(Stored data entries)
------
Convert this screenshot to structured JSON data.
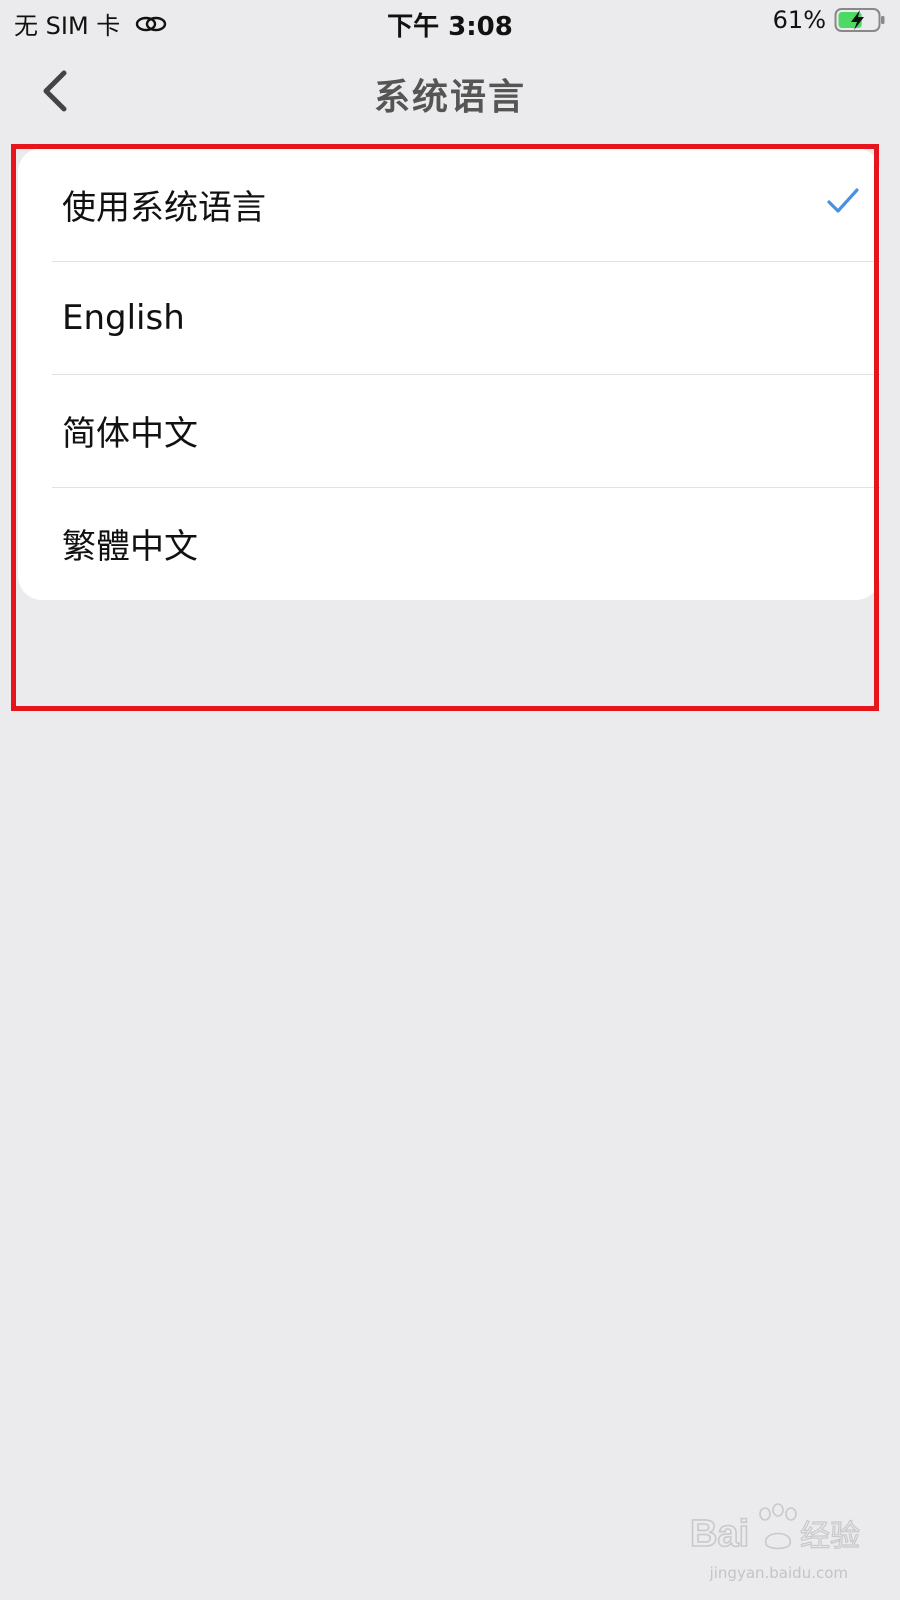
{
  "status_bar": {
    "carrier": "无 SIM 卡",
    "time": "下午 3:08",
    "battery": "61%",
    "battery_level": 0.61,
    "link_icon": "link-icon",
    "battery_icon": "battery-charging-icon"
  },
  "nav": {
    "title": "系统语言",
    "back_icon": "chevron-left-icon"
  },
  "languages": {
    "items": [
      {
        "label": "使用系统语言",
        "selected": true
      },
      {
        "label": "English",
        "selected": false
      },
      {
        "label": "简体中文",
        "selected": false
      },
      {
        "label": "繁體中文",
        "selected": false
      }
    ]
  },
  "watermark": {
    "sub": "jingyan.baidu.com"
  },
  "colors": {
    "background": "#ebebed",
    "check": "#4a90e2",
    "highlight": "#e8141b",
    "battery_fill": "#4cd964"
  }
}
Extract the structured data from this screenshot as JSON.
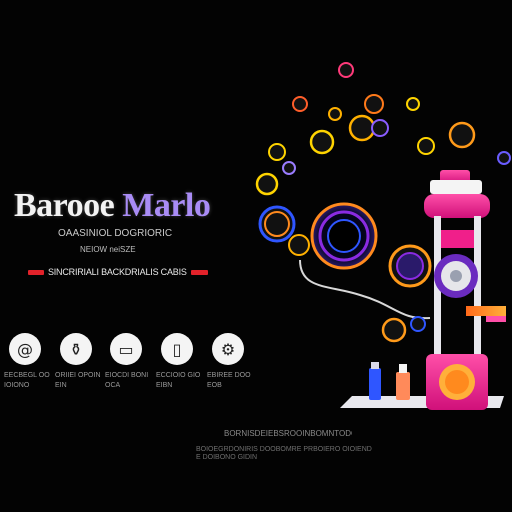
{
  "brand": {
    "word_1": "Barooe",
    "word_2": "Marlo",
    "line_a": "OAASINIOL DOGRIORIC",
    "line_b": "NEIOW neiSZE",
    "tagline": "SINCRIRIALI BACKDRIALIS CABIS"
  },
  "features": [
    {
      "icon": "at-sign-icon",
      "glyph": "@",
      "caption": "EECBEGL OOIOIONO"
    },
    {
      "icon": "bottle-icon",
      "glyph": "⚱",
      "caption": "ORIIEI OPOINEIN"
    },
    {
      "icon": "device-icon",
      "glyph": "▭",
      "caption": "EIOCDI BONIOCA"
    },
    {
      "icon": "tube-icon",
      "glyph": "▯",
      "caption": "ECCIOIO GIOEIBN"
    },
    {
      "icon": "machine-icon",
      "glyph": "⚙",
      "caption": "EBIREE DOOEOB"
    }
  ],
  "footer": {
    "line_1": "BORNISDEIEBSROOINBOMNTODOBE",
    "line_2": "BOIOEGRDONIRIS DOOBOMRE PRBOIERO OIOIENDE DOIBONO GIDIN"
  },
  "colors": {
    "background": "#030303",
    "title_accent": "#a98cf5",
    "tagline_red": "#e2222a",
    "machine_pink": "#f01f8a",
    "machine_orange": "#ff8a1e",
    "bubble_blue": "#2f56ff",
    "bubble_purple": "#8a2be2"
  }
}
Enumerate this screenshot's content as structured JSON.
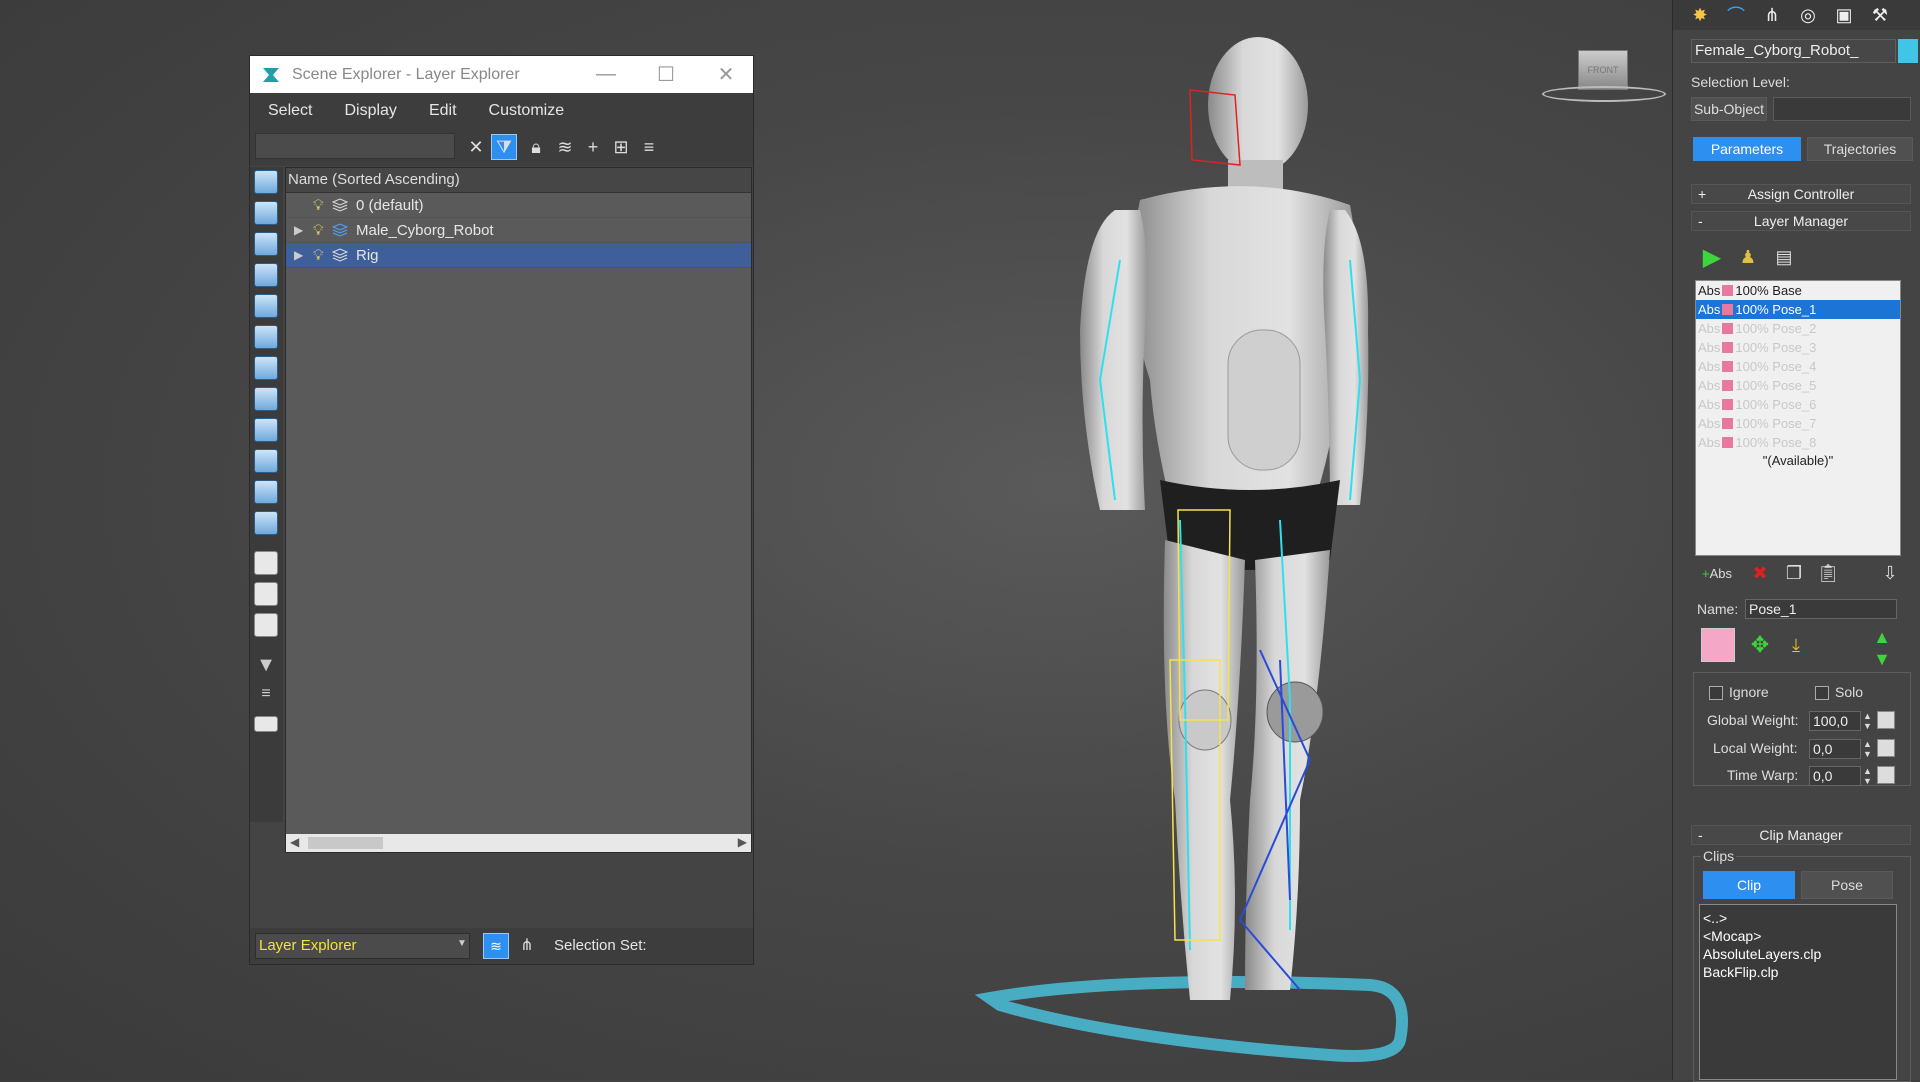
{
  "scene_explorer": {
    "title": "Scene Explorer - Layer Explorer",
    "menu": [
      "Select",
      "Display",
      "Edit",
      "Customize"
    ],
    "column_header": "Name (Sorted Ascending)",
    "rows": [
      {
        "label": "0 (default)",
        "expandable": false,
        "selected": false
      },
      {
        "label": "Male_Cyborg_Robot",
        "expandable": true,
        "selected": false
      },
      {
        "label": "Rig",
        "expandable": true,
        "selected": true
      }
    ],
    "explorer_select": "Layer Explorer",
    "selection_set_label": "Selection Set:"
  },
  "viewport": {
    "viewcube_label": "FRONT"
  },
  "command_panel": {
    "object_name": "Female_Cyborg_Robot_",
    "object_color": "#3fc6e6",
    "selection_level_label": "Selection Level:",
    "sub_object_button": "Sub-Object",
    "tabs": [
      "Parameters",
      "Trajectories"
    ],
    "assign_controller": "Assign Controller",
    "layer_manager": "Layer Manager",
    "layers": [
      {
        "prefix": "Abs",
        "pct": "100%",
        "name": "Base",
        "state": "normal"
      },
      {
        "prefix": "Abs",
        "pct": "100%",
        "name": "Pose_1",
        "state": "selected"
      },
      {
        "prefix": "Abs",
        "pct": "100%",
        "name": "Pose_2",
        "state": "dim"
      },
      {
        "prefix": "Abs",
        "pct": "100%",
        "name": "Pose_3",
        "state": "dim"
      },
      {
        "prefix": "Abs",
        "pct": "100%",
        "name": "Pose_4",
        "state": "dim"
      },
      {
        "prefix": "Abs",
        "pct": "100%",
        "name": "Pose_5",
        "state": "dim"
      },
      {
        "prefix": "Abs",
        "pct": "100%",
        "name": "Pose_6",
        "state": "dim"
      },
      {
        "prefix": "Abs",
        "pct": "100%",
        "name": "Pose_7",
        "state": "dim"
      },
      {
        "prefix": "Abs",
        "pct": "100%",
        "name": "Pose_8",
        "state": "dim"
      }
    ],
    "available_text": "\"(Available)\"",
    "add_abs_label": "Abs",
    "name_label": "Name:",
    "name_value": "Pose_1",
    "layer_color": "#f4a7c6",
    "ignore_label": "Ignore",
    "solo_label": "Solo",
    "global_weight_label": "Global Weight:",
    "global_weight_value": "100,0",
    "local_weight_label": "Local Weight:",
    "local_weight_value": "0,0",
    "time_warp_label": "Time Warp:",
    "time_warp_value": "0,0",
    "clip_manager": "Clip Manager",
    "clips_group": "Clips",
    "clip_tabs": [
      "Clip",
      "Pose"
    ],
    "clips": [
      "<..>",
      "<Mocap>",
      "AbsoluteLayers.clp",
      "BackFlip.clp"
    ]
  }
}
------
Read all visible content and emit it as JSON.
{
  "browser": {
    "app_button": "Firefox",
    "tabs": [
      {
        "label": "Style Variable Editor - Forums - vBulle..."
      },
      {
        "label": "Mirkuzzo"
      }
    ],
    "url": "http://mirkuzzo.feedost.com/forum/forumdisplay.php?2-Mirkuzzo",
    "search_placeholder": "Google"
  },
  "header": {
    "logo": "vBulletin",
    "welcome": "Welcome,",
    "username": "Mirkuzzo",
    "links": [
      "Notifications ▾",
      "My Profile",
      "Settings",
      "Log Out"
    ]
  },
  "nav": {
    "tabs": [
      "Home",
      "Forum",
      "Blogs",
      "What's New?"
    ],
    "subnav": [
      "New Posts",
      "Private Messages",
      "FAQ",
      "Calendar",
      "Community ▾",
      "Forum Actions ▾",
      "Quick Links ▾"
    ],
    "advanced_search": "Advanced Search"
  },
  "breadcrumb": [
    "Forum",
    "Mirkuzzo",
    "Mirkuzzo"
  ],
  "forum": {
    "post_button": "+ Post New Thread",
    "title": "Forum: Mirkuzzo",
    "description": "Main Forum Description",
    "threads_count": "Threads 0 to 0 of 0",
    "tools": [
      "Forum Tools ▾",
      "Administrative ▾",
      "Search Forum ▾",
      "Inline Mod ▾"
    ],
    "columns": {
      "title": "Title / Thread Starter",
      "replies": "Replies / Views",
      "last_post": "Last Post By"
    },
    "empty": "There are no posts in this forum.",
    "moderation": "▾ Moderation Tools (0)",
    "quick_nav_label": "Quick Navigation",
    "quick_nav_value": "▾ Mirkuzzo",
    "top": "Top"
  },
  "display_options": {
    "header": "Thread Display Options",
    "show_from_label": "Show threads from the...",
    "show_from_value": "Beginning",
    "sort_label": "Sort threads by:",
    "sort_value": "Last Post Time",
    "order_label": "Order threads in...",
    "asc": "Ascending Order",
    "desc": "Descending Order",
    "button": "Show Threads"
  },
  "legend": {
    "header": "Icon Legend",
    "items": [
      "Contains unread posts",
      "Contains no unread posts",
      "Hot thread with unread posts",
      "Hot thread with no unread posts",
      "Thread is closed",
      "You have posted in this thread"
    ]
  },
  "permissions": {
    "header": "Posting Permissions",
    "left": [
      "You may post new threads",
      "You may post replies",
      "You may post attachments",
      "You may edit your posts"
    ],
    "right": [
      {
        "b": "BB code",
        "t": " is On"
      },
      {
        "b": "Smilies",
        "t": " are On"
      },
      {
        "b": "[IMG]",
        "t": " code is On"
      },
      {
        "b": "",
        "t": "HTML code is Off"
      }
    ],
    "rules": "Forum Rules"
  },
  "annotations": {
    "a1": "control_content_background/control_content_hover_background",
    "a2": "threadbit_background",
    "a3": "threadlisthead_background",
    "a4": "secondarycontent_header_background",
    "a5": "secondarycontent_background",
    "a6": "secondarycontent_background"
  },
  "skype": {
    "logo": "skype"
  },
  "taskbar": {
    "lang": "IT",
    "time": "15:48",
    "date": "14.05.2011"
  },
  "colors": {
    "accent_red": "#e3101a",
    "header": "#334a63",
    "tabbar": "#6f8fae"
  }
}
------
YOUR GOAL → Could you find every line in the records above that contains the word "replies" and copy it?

RESPONSE AREA →
      "replies": "Replies / Views",
      "You may post replies",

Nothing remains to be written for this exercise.